Report links Arafat's death to poisoning; body likely to be exhumed
The Al-Jazeera report caused uproar in the Palestinian territories, rekindling unresolved questions about Arafat's death and theories that he had been killed by agents of Israel or by Palestinian rivals.
The New York Times
JERUSALEM — A potentially explosive re-examination of the circumstances behind the death of Yasser Arafat, the symbol of the Palestinian national struggle, on Wednesday galvanized Palestinian suspicions that he had been poisoned and led the Palestinian Authority to agree in principle to an exhumation of his remains, possibly within days.
Arafat's widow, Suha, called for the exhumation a day earlier in an interview with Al-Jazeera, the Qatar-based Arabic channel, after it had reported that Arafat might have been poisoned with polonium, a rare radioactive isotope associated with KGB-style assassination intrigues.
Saeb Erekat, a close aide of the president of the Palestinian Authority, Mahmoud Abbas, said by telephone that once the religious authorities and Arafat's relatives had given the go-ahead, an exhumation could take place "in the coming days."
Then, Erekat said, the Palestinians would seek an international inquiry into Arafat's death similar to the United Nations-backed tribunal that investigated the assassination of Rafik Hariri, a former Lebanese prime minister.
A thorough investigation of all aspects of the death of Arafat, in November 2004, was called for, Erekat said, because "It was not so long ago. Our memories are still alive."
The death of Arafat remains enveloped in mystery and contention. The Al-Jazeera report caused uproar in the Palestinian territories, rekindling unresolved questions about Arafat's death at the age of 75 and theories that he had been killed by agents of Israel or by Palestinian rivals.
Arafat fell ill in October 2004 and was transported by helicopter out of the Mukata, his headquarters in the West Bank city of Ramallah, where he had been under an Israeli army siege for more than two years. He was transferred to a French military hospital where he died about two weeks later of unannounced causes.
Though the hospital records were never made public, fueling speculation and rumors about the cause of death, they were obtained by The New York Times in 2005. The records showed he had died of a stroke that resulted from a bleeding disorder caused by an underlying infection. The infection was never identified. The hospital found no traces of poisons.
Two Palestinian investigative committees have so far failed to produce any conclusive findings.
At a fractious convention of Abbas' Fatah Party in 2009, the first such gathering in 20 years, one point of consensus was the notion that Israel was responsible for the death of Arafat, the founder of Fatah.
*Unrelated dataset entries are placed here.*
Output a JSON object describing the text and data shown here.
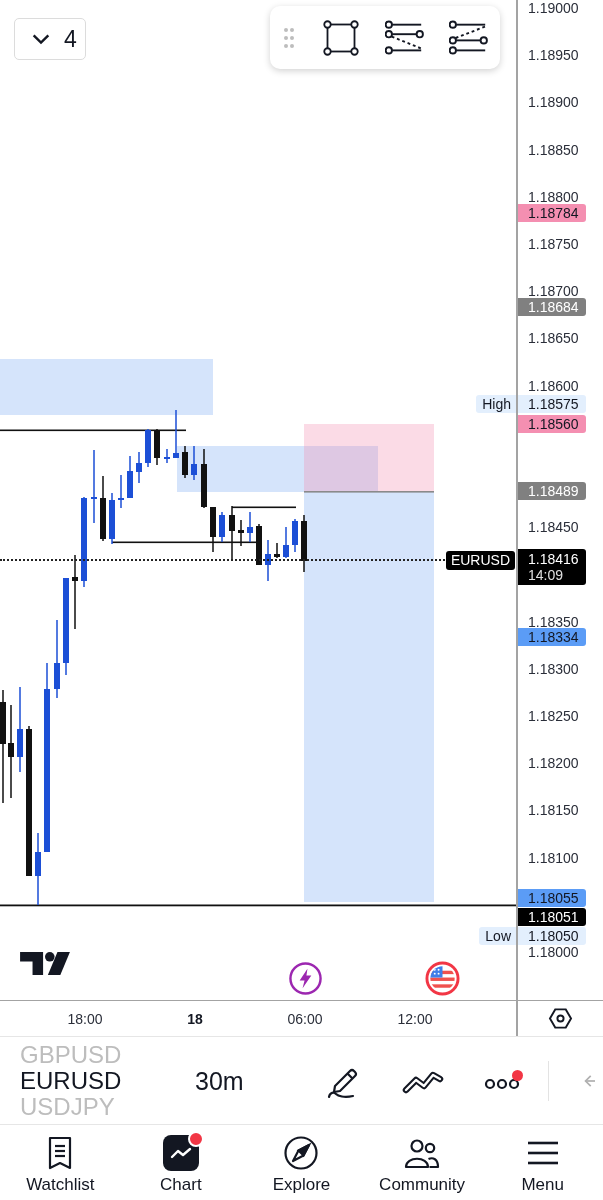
{
  "chart": {
    "collapse_button": {
      "count": "4"
    },
    "price_axis": {
      "ticks": [
        "1.19000",
        "1.18950",
        "1.18900",
        "1.18850",
        "1.18800",
        "1.18750",
        "1.18700",
        "1.18650",
        "1.18600",
        "1.18450",
        "1.18350",
        "1.18300",
        "1.18250",
        "1.18200",
        "1.18150",
        "1.18100",
        "1.18000"
      ]
    },
    "price_labels": [
      {
        "price": "1.18784",
        "color": "#f48fb1"
      },
      {
        "price": "1.18684",
        "color": "#808080"
      },
      {
        "tag": "High",
        "price": "1.18575",
        "color": "#e3effd"
      },
      {
        "price": "1.18560",
        "color": "#f48fb1"
      },
      {
        "price": "1.18489",
        "color": "#808080"
      },
      {
        "price": "1.18334",
        "color": "#5b9cf6"
      },
      {
        "price": "1.18055",
        "color": "#5b9cf6"
      },
      {
        "price": "1.18051",
        "color": "#000000"
      },
      {
        "tag": "Low",
        "price": "1.18050",
        "color": "#e3effd"
      }
    ],
    "last_price": {
      "symbol": "EURUSD",
      "price": "1.18416",
      "countdown": "14:09"
    },
    "time_axis": {
      "labels": [
        {
          "text": "18:00",
          "kind": "time"
        },
        {
          "text": "18",
          "kind": "day"
        },
        {
          "text": "06:00",
          "kind": "time"
        },
        {
          "text": "12:00",
          "kind": "time"
        }
      ]
    }
  },
  "symbol_bar": {
    "symbols": [
      {
        "name": "GBPUSD",
        "selected": false
      },
      {
        "name": "EURUSD",
        "selected": true
      },
      {
        "name": "USDJPY",
        "selected": false
      }
    ],
    "interval": "30m",
    "more_notification": true
  },
  "nav": [
    {
      "label": "Watchlist",
      "kind": "watchlist",
      "selected": false,
      "notification": false
    },
    {
      "label": "Chart",
      "kind": "chart",
      "selected": true,
      "notification": true
    },
    {
      "label": "Explore",
      "kind": "explore",
      "selected": false,
      "notification": false
    },
    {
      "label": "Community",
      "kind": "community",
      "selected": false,
      "notification": false
    },
    {
      "label": "Menu",
      "kind": "menu",
      "selected": false,
      "notification": false
    }
  ]
}
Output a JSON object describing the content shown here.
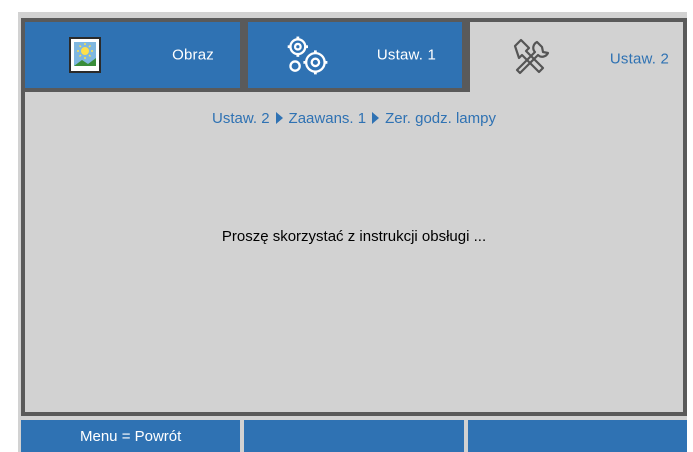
{
  "tabs": [
    {
      "label": "Obraz",
      "icon": "picture-icon",
      "active": false
    },
    {
      "label": "Ustaw. 1",
      "icon": "gears-icon",
      "active": false
    },
    {
      "label": "Ustaw. 2",
      "icon": "tools-icon",
      "active": true
    }
  ],
  "breadcrumb": {
    "items": [
      "Ustaw. 2",
      "Zaawans. 1",
      "Zer. godz. lampy"
    ]
  },
  "message": "Proszę skorzystać z instrukcji obsługi ...",
  "footer": {
    "cells": [
      "Menu = Powrót",
      "",
      ""
    ]
  },
  "colors": {
    "accent": "#2f72b3",
    "panel_bg": "#d2d2d2",
    "border": "#5a5a5a"
  }
}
Delegates blamed Israel for having kept the leader under siege, and Fatah officials said they would continue to investigate the circumstances of his death, and suspicions that Israel had poisoned him.
Israel has always denied any involvement in Arafat's death.
"Ultimately all the documents surrounding Arafat's death are in Palestinian hands," a senior Israeli official said Wednesday, speaking on condition of anonymity because he was not authorized to speak publicly about the issue. "Instead of spreading conspiracy theories, the Palestinians could just make the documents public," he said.
Suha Arafat gave Al-Jazeera a copy of Yasser Arafat's medical records as well as personal effects including items of clothing he had worn close to his death, his toothbrush and his trademark black and white checkered kaffiyeh. Al-Jazeera said that it took the items for forensic testing to the best laboratories in Europe.
At the Institute of Radiation Physics at the University of Lausanne in Switzerland, doctors found what they said were unusually high levels of polonium-210 in certain items.
Polonium became widely known after Alexander Litvinenko, a former KGB agent who became a critic of the Russian government, died in London in 2006 after he drank tea contaminated with the substance.
"I can confirm to you that we measured an unexplained, elevated amount of unsupported polonium-210 in the belongings of Mr. Arafat that contained stains of biological fluids," Dr. Francois Bochud, the director of the institute, told Al-Jazeera.
Scientists at the institute said that further testing of Arafat's remains would be necessary before any determination that he had been poisoned.
Arafat's body was returned to Ramallah and was buried in a chaotic funeral in the courtyard of the Mukata. His remains now lie in a stately mausoleum, guarded by troops and visited by dignitaries and members of the public who come to lay wreaths.
The legacy left by Arafat is as confounding as he was in life. Revered by many as the revolutionary founding father of Palestinian nationalism, he was also reviled, particularly by many Israelis, who considered him a terrorist.
He was co-awarded the Nobel Peace Prize in 1994 for his role in accepting the Oslo Accords, a blueprint for peace with Israel, but nearly 20 years later his promises of a Palestinian state remain unfulfilled. Corruption was also rampant under his leadership.
"We have moved from at least having the impression under Yasser Arafat that our national aspirations could be fulfilled to survival mode," said Zakaria al-Qaq, a political scientist at Al-Quds University in east Jerusalem.